Early this month, race promoters announced the Tour of Washington County cycling stage race without inviting women to race, as in years past. By excluding women from this race, one of the four races that the Antietam Velo Club sponsors each year, race promoter Joe Jefferson inadvertently launched a minor on-line revolution. A discussion on the MABRA-USCF e-mail googlegroup, ongoing as I write this, is delivering near-term aggravation and raising awareness. Will it bring change?
In a stage race, riders compete in a series of races over several days (or even weeks, as in the Tour de France). With few opportunities to race, excluding women from a stage race is a major blow. Cyclists of both sexes expressed disappointment, while others noted that the mens junior (boys) category has a similar problem. If anyone mentioned the womens junior category, I didn't see it.
In a discipline where mens categories either fill to capacity or can be grouped together to fill each race start, partially-filled womens categories are a source of frustration. Promoters wishing to maximize profit and organizations running a race to raise money for charity sometimes feel the need to choose between inclusion and the bottom line.
Reached via telephone, Joe Jefferson stated that, “the numbers have continually gone down. Only 19 women entered the stage race last year.” In a post to MABRA-UCSF, Jefferson added “we do our best to balance the needs of the competitors with fiscal responsibility to our team and sponsors,” and that the decline “has continued despite the fact that we have tried to spur these numbers by offering free and/or discounted entry and other incentives such has free housing.”
Suggestions abound. One commenter pointed out that, per USA Cycling Rule Book, women are allowed to ride in men's races for which they would otherwise qualify, and are allowed to race one category lower (easier) than their women's racing category. “Maybe not ideal but you're not totally excluded from this event.” However, most people prefer to race with their peers and few women want to be classified as lesser men. “I'd never give … 110 dollars to a promoter who doesn't think my category is important enough to support” was the response from one woman. Jefferson expressed concern that “an angry racer who asks a sponsor to stop supporting racing is hurting the community.”

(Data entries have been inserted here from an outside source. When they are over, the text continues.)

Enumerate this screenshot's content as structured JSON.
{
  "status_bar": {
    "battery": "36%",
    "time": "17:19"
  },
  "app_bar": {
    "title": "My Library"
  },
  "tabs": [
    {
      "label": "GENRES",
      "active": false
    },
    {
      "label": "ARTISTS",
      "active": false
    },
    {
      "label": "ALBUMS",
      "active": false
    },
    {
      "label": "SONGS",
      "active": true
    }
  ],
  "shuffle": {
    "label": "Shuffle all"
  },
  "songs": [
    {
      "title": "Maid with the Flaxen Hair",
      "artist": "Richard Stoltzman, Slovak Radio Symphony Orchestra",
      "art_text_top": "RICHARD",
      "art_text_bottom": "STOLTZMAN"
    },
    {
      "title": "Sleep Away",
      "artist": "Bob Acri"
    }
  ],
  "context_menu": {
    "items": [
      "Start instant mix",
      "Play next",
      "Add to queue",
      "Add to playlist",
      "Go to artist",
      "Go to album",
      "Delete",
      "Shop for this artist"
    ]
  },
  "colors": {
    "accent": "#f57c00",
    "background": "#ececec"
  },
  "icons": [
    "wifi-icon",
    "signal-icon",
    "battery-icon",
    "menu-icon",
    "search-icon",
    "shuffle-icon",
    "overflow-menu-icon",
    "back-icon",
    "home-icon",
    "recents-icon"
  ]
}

Many simply asked for more womens races, possibly enforced by changing Mid-Atlantic Bicycle Racing Association rules to require womens categories or to require prize-money parity. Others argued that this would be overly taxing to race promoters. Promoters could include women by setting registration targets for each category and deadlines by which they must be met (or be dropped), but this puts the onus back on women racers and racing programs.
Some suggest that it is up to the women to drive change, by organizing specific race series for women. This has certainly happened in the past. Linda Mack and Evelyn Egizi kept the mid-Atlantic Cat 3 and Cat 4 Womens Race Series running for over 10 years, but it was dropped in 2011. Artemis Racing has grown womens racing since 1999 and teams like the Bike Rack and Sticky Fingers are doing their part, but women shouldn't be expected to do all the work.
My own opinion is that, if everybody benefits from a more diverse racing community, then everybody should make a positive effort. Women can help by showing up and racing. Everyone can help by bringing volunteers and spectators to events, and by making sure that race promoters know why those volunteers are present. Buttons and stickers anyone?
Social change speeds up when people make an effort and even the most embarrassing, tin-eared promotion can keep the conversation going. Those who support diversity in road racing deserve the support of the rest of us, even if all we do is post a link to a local womens race or racing promotion on the Internet.
Personally, I enjoy watching the womens World Champion and Olympic road races and wish there was more video to be found. So what am I doing about it? I'm writing this article. Until last week I didn't know jack about race programs or race promotion, perhaps I still don't. I am confident that I've hit a few wrong notes here, but at least I am doing something. I encourage you to do something too.